the amount and nature of a company's assets and liabilities,

its off-balance sheet exposures, the extent of the company's

transactions and relationships with other major financial

companies, and the company's importance as a source of credit

for households, businesses and State and local governments and as a

source of liquidity for the financial system. Similarly, the FRB

may designate any foreign financial company as a Tier 1 FHC if it

determines that material financial distress at such company could

pose a threat to U.S. financial stability or the U.S. economy,

taking into consideration the principles of national treatment and

equality of competitive opportunity and the amount of the foreign

company's U.S. assets, the leverage used to fund activities and

operations in the U.S., and other criteria related to the

company's U.S. activities and operations. Notably, the proposed

legislation does not limit Tier 1 FHCs to institutions that own

banking enterprises, or to domestic financial institutions. A

designation as a Tier 1 FHC is subject to reevaluation, rescission,

notice and an opportunity to be heard.

The proposed legislation provides that the FRB may require any

U.S. financial company that has: (i) $10 billion or more in assets;

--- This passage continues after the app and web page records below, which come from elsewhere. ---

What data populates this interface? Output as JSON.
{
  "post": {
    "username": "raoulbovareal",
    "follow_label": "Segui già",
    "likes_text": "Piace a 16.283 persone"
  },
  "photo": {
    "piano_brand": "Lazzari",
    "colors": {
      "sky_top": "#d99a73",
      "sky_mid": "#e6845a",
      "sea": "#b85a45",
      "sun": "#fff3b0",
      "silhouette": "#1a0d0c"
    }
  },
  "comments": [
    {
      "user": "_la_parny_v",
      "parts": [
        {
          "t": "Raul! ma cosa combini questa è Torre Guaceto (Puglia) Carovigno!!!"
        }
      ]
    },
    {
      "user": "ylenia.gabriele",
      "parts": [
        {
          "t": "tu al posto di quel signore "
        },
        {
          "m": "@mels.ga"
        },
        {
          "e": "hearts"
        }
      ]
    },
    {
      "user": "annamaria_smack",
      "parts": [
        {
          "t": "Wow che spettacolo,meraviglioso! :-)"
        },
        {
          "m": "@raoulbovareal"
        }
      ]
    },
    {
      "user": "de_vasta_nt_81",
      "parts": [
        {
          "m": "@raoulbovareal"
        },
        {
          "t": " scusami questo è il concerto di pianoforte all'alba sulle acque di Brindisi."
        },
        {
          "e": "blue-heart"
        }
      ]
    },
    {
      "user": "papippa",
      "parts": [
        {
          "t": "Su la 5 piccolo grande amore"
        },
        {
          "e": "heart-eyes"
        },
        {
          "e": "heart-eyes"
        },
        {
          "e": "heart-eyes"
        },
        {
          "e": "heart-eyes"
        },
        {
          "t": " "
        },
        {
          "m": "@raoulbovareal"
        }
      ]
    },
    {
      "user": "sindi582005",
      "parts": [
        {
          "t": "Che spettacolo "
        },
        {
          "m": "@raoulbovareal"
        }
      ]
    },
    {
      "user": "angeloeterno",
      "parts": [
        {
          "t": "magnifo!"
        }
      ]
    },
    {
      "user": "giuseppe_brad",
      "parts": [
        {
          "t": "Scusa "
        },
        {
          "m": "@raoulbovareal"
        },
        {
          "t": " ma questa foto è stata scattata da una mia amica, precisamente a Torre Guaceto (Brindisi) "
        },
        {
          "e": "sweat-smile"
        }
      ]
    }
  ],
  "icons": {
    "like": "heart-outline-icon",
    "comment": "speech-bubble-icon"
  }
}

(ii) $100 billion or more in assets under management; or (iii) $2

billion or more in gross annual revenue, to submit information for

the purpose of determining if such company is a Tier 1 FHC.

Similarly, the FRB may collect information for the same purposes

from any foreign financial company that has: (a) $10 billion or

more in assets in the U.S.; (b) $100 billion or more in assets

under management in the U.S.; or (c) $2 billion or more in gross

annual revenue in the U.S. In collecting such information, the FRB

must coordinate with any applicable federal regulatory agencies. In

addition, if necessary, the FRB may conduct a limited examination

of any U.S. financial company for the purpose of determining

whether to designate the company as a Tier 1 FHC. Despite criticism

from various members of Congress as well as other federal

regulators, the proposed legislation provides that, while the

Financial Services Oversight Council (the "Council"),

which would be created under Title I of the proposed legislation,

will have the ability to recommend that certain firms be designated

as Tier 1 FHCs, the final determination will rest solely with the

FRB.

Prudential Standards. The proposed legislation provides

that the FRB shall prescribe, after consultation with the Council,

prudential standards for Tier 1 FHCs that will be more stringent

than the standards applicable to bank holding companies to reflect

the potential risk posed to financial stability by Tier 1 FHCs.

Such prudential standards must include: (1) risk-based capital

requirements; (2) leverage limits; (3) liquidity requirements; and

(4) overall risk management requirements. These standards will be

set with a focus on the risks that these firms could pose to the

financial system as a whole, not just the risks to each

institution. The FRB may differentiate among Tier 1 FHCs taking

into consideration their risk, complexity, the financial activities

of the institution and its subsidiaries, as well as any other

factors the FRB deems appropriate.

Reporting. The FRB may require a Tier 1 FHC to submit

various reports, including with regard to: (i) its plan for rapid

and orderly resolution in the event of severe financial distress;

(ii) the nature and extent to which the Tier 1 FHC has credit

exposure to other Tier 1 FHCs; and (iii) the nature and extent to

which other Tier 1 FHCs have credit exposure to the Tier 1 FHC. The

proposed legislation requires the FRB to use existing reports

required by other federal regulatory agencies for these purposes

whenever possible.

Supervision/Examination. The proposed legislation also

gives the FRB the authority to supervise and examine a Tier 1 FHC

and all of its subsidiaries, including backstop authority over

functionally regulated subsidiaries, and also gives the Federal

Deposit Insurance Corporation (the "FDIC") back-up

authority over Tier 1 FHCs. The FRB may also prescribe, examine and

enforce more stringent prudential standards on functionally

regulated subsidiaries of Tier 1 FHCs if the FRB determines it is

necessary or appropriate to prevent or...

To continue reading

FREE SIGN UP